Read through the listing below and return only the lines containing "Import".

START SUPPLIED RECORDS

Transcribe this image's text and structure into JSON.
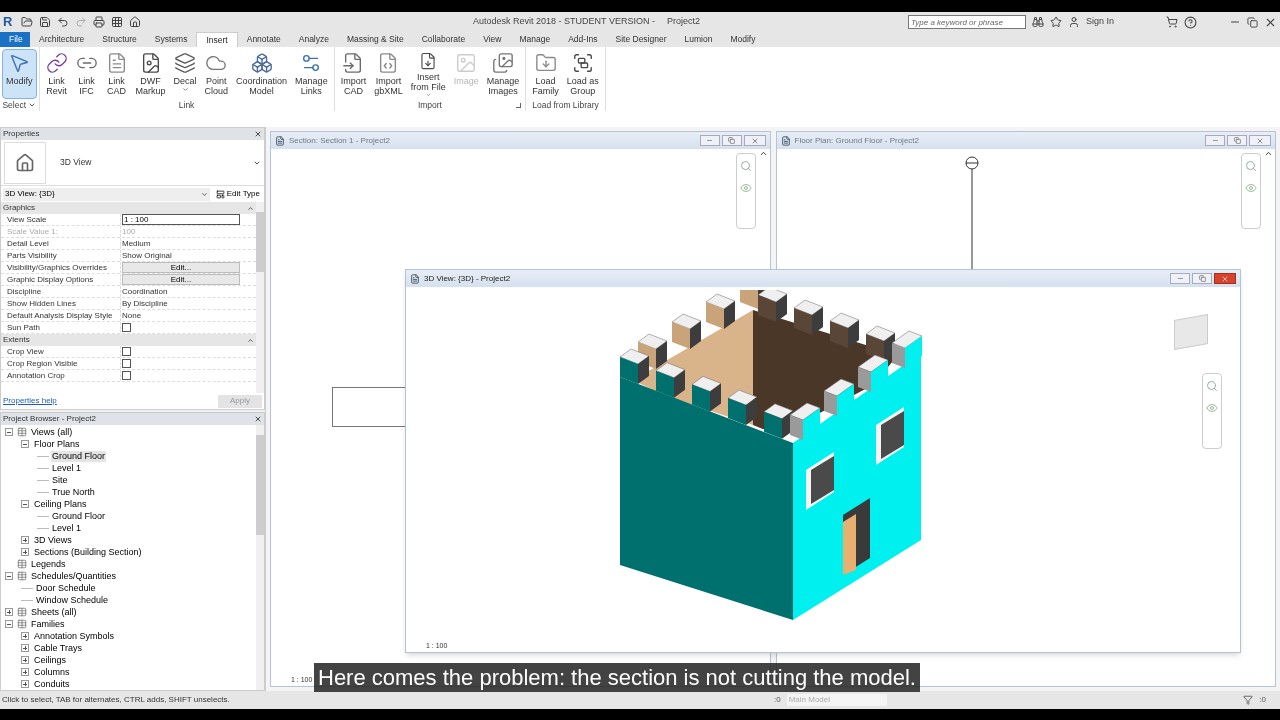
{
  "title_bar": {
    "logo": "R",
    "title": "Autodesk Revit 2018 - STUDENT VERSION -",
    "project": "Project2",
    "search_placeholder": "Type a keyword or phrase",
    "sign_in": "Sign In"
  },
  "ribbon_tabs": [
    {
      "label": "File",
      "kind": "file",
      "selected": false
    },
    {
      "label": "Architecture",
      "kind": "tab",
      "selected": false
    },
    {
      "label": "Structure",
      "kind": "tab",
      "selected": false
    },
    {
      "label": "Systems",
      "kind": "tab",
      "selected": false
    },
    {
      "label": "Insert",
      "kind": "tab",
      "selected": true
    },
    {
      "label": "Annotate",
      "kind": "tab",
      "selected": false
    },
    {
      "label": "Analyze",
      "kind": "tab",
      "selected": false
    },
    {
      "label": "Massing & Site",
      "kind": "tab",
      "selected": false
    },
    {
      "label": "Collaborate",
      "kind": "tab",
      "selected": false
    },
    {
      "label": "View",
      "kind": "tab",
      "selected": false
    },
    {
      "label": "Manage",
      "kind": "tab",
      "selected": false
    },
    {
      "label": "Add-Ins",
      "kind": "tab",
      "selected": false
    },
    {
      "label": "Site Designer",
      "kind": "tab",
      "selected": false
    },
    {
      "label": "Lumion",
      "kind": "tab",
      "selected": false
    },
    {
      "label": "Modify",
      "kind": "tab",
      "selected": false
    }
  ],
  "ribbon_panels": [
    {
      "label": "Select",
      "dropdown": true,
      "launcher": false,
      "buttons": [
        {
          "lines": [
            "Modify"
          ],
          "selected": true,
          "disabled": false,
          "dropdown": false
        }
      ]
    },
    {
      "label": "Link",
      "dropdown": false,
      "launcher": false,
      "buttons": [
        {
          "lines": [
            "Link",
            "Revit"
          ],
          "selected": false,
          "disabled": false,
          "dropdown": false
        },
        {
          "lines": [
            "Link",
            "IFC"
          ],
          "selected": false,
          "disabled": false,
          "dropdown": false
        },
        {
          "lines": [
            "Link",
            "CAD"
          ],
          "selected": false,
          "disabled": false,
          "dropdown": false
        },
        {
          "lines": [
            "DWF",
            "Markup"
          ],
          "selected": false,
          "disabled": false,
          "dropdown": false
        },
        {
          "lines": [
            "Decal"
          ],
          "selected": false,
          "disabled": false,
          "dropdown": true
        },
        {
          "lines": [
            "Point",
            "Cloud"
          ],
          "selected": false,
          "disabled": false,
          "dropdown": false
        },
        {
          "lines": [
            "Coordination",
            "Model"
          ],
          "selected": false,
          "disabled": false,
          "dropdown": false
        },
        {
          "lines": [
            "Manage",
            "Links"
          ],
          "selected": false,
          "disabled": false,
          "dropdown": false
        }
      ]
    },
    {
      "label": "Import",
      "dropdown": false,
      "launcher": true,
      "buttons": [
        {
          "lines": [
            "Import",
            "CAD"
          ],
          "selected": false,
          "disabled": false,
          "dropdown": false
        },
        {
          "lines": [
            "Import",
            "gbXML"
          ],
          "selected": false,
          "disabled": false,
          "dropdown": false
        },
        {
          "lines": [
            "Insert",
            "from File"
          ],
          "selected": false,
          "disabled": false,
          "dropdown": true
        },
        {
          "lines": [
            "Image"
          ],
          "selected": false,
          "disabled": true,
          "dropdown": false
        },
        {
          "lines": [
            "Manage",
            "Images"
          ],
          "selected": false,
          "disabled": false,
          "dropdown": false
        }
      ]
    },
    {
      "label": "Load from Library",
      "dropdown": false,
      "launcher": false,
      "buttons": [
        {
          "lines": [
            "Load",
            "Family"
          ],
          "selected": false,
          "disabled": false,
          "dropdown": false
        },
        {
          "lines": [
            "Load as",
            "Group"
          ],
          "selected": false,
          "disabled": false,
          "dropdown": false
        }
      ]
    }
  ],
  "properties": {
    "title": "Properties",
    "type_name": "3D View",
    "view_selector": "3D View: {3D}",
    "edit_type": "Edit Type",
    "sections": [
      {
        "name": "Graphics",
        "rows": [
          {
            "label": "View Scale",
            "value": "1 : 100",
            "kind": "field",
            "disabled": false
          },
          {
            "label": "Scale Value    1:",
            "value": "100",
            "kind": "text",
            "disabled": true
          },
          {
            "label": "Detail Level",
            "value": "Medium",
            "kind": "text",
            "disabled": false
          },
          {
            "label": "Parts Visibility",
            "value": "Show Original",
            "kind": "text",
            "disabled": false
          },
          {
            "label": "Visibility/Graphics Overrides",
            "value": "Edit...",
            "kind": "button",
            "disabled": false
          },
          {
            "label": "Graphic Display Options",
            "value": "Edit...",
            "kind": "button",
            "disabled": false
          },
          {
            "label": "Discipline",
            "value": "Coordination",
            "kind": "text",
            "disabled": false
          },
          {
            "label": "Show Hidden Lines",
            "value": "By Discipline",
            "kind": "text",
            "disabled": false
          },
          {
            "label": "Default Analysis Display Style",
            "value": "None",
            "kind": "text",
            "disabled": false
          },
          {
            "label": "Sun Path",
            "checked": false,
            "kind": "checkbox",
            "disabled": false
          }
        ]
      },
      {
        "name": "Extents",
        "rows": [
          {
            "label": "Crop View",
            "checked": false,
            "kind": "checkbox",
            "disabled": false
          },
          {
            "label": "Crop Region Visible",
            "checked": false,
            "kind": "checkbox",
            "disabled": false
          },
          {
            "label": "Annotation Crop",
            "checked": false,
            "kind": "checkbox",
            "disabled": false
          }
        ]
      }
    ],
    "help": "Properties help",
    "apply": "Apply"
  },
  "project_browser": {
    "title": "Project Browser - Project2",
    "tree": [
      {
        "label": "Views (all)",
        "kind": "group",
        "expanded": true,
        "selected": false,
        "children": [
          {
            "label": "Floor Plans",
            "kind": "group",
            "expanded": true,
            "selected": false,
            "children": [
              {
                "label": "Ground Floor",
                "kind": "leaf",
                "selected": true
              },
              {
                "label": "Level 1",
                "kind": "leaf",
                "selected": false
              },
              {
                "label": "Site",
                "kind": "leaf",
                "selected": false
              },
              {
                "label": "True North",
                "kind": "leaf",
                "selected": false
              }
            ]
          },
          {
            "label": "Ceiling Plans",
            "kind": "group",
            "expanded": true,
            "selected": false,
            "children": [
              {
                "label": "Ground Floor",
                "kind": "leaf",
                "selected": false
              },
              {
                "label": "Level 1",
                "kind": "leaf",
                "selected": false
              }
            ]
          },
          {
            "label": "3D Views",
            "kind": "group",
            "expanded": false,
            "selected": false
          },
          {
            "label": "Sections (Building Section)",
            "kind": "group",
            "expanded": false,
            "selected": false
          }
        ]
      },
      {
        "label": "Legends",
        "kind": "leaf",
        "selected": false
      },
      {
        "label": "Schedules/Quantities",
        "kind": "group",
        "expanded": true,
        "selected": false,
        "children": [
          {
            "label": "Door Schedule",
            "kind": "leaf",
            "selected": false
          },
          {
            "label": "Window Schedule",
            "kind": "leaf",
            "selected": false
          }
        ]
      },
      {
        "label": "Sheets (all)",
        "kind": "group",
        "expanded": false,
        "selected": false
      },
      {
        "label": "Families",
        "kind": "group",
        "expanded": true,
        "selected": false,
        "children": [
          {
            "label": "Annotation Symbols",
            "kind": "group",
            "expanded": false,
            "selected": false
          },
          {
            "label": "Cable Trays",
            "kind": "group",
            "expanded": false,
            "selected": false
          },
          {
            "label": "Ceilings",
            "kind": "group",
            "expanded": false,
            "selected": false
          },
          {
            "label": "Columns",
            "kind": "group",
            "expanded": false,
            "selected": false
          },
          {
            "label": "Conduits",
            "kind": "group",
            "expanded": false,
            "selected": false
          }
        ]
      }
    ]
  },
  "windows": [
    {
      "title": "Section: Section 1 - Project2",
      "active": false,
      "scale": "1 : 100"
    },
    {
      "title": "Floor Plan: Ground Floor - Project2",
      "active": false
    },
    {
      "title": "3D View: {3D} - Project2",
      "active": true,
      "scale": "1 : 100"
    }
  ],
  "subtitle": "Here comes the problem: the section is not cutting the model.",
  "status_bar": {
    "hint": "Click to select, TAB for alternates, CTRL adds, SHIFT unselects.",
    "workset_count": ":0",
    "model": "Main Model",
    "filter_count": ":0"
  }
}
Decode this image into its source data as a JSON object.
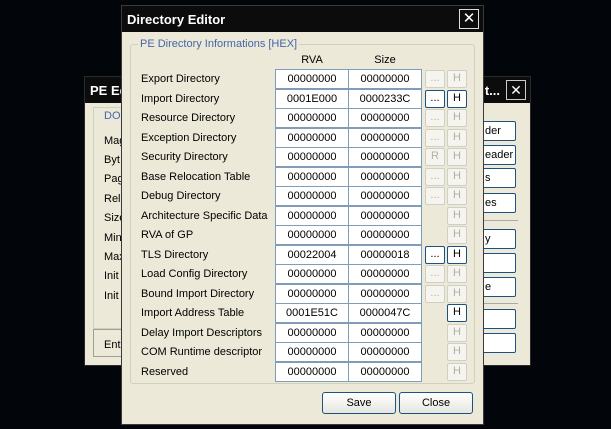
{
  "background_window": {
    "title": "PE Ed",
    "title_tail": "t...",
    "close_glyph": "✕",
    "group_label": "DO",
    "fields": [
      "Mag",
      "Byt",
      "Pag",
      "Relo",
      "Size",
      "Min",
      "Max",
      "Init",
      "Init"
    ],
    "bottom_text": "Ent",
    "buttons": [
      "der",
      "eader",
      "s",
      "es",
      "y",
      "",
      "e",
      "",
      ""
    ]
  },
  "dialog": {
    "title": "Directory Editor",
    "close_glyph": "✕",
    "group_label": "PE Directory Informations [HEX]",
    "columns": {
      "rva": "RVA",
      "size": "Size"
    },
    "rows": [
      {
        "name": "Export Directory",
        "rva": "00000000",
        "size": "00000000",
        "b1": "...",
        "b1_enabled": false,
        "b2": "H",
        "b2_enabled": false
      },
      {
        "name": "Import Directory",
        "rva": "0001E000",
        "size": "0000233C",
        "b1": "...",
        "b1_enabled": true,
        "b2": "H",
        "b2_enabled": true
      },
      {
        "name": "Resource Directory",
        "rva": "00000000",
        "size": "00000000",
        "b1": "...",
        "b1_enabled": false,
        "b2": "H",
        "b2_enabled": false
      },
      {
        "name": "Exception Directory",
        "rva": "00000000",
        "size": "00000000",
        "b1": "...",
        "b1_enabled": false,
        "b2": "H",
        "b2_enabled": false
      },
      {
        "name": "Security Directory",
        "rva": "00000000",
        "size": "00000000",
        "b1": "R",
        "b1_enabled": false,
        "b2": "H",
        "b2_enabled": false
      },
      {
        "name": "Base Relocation Table",
        "rva": "00000000",
        "size": "00000000",
        "b1": "...",
        "b1_enabled": false,
        "b2": "H",
        "b2_enabled": false
      },
      {
        "name": "Debug Directory",
        "rva": "00000000",
        "size": "00000000",
        "b1": "...",
        "b1_enabled": false,
        "b2": "H",
        "b2_enabled": false
      },
      {
        "name": "Architecture Specific Data",
        "rva": "00000000",
        "size": "00000000",
        "b1": null,
        "b1_enabled": false,
        "b2": "H",
        "b2_enabled": false
      },
      {
        "name": "RVA of GP",
        "rva": "00000000",
        "size": "00000000",
        "b1": null,
        "b1_enabled": false,
        "b2": "H",
        "b2_enabled": false
      },
      {
        "name": "TLS Directory",
        "rva": "00022004",
        "size": "00000018",
        "b1": "...",
        "b1_enabled": true,
        "b2": "H",
        "b2_enabled": true
      },
      {
        "name": "Load Config Directory",
        "rva": "00000000",
        "size": "00000000",
        "b1": "...",
        "b1_enabled": false,
        "b2": "H",
        "b2_enabled": false
      },
      {
        "name": "Bound Import Directory",
        "rva": "00000000",
        "size": "00000000",
        "b1": "...",
        "b1_enabled": false,
        "b2": "H",
        "b2_enabled": false
      },
      {
        "name": "Import Address Table",
        "rva": "0001E51C",
        "size": "0000047C",
        "b1": null,
        "b1_enabled": false,
        "b2": "H",
        "b2_enabled": true
      },
      {
        "name": "Delay Import Descriptors",
        "rva": "00000000",
        "size": "00000000",
        "b1": null,
        "b1_enabled": false,
        "b2": "H",
        "b2_enabled": false
      },
      {
        "name": "COM Runtime descriptor",
        "rva": "00000000",
        "size": "00000000",
        "b1": null,
        "b1_enabled": false,
        "b2": "H",
        "b2_enabled": false
      },
      {
        "name": "Reserved",
        "rva": "00000000",
        "size": "00000000",
        "b1": null,
        "b1_enabled": false,
        "b2": "H",
        "b2_enabled": false
      }
    ],
    "buttons": {
      "save": "Save",
      "close": "Close"
    }
  }
}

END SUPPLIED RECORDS

» **YOUR RESPONSE**:
      "label": "Import",
            "Import",
            "Import",
        "name": "Import Directory",
        "name": "Bound Import Directory",
        "name": "Import Address Table",
        "name": "Delay Import Descriptors",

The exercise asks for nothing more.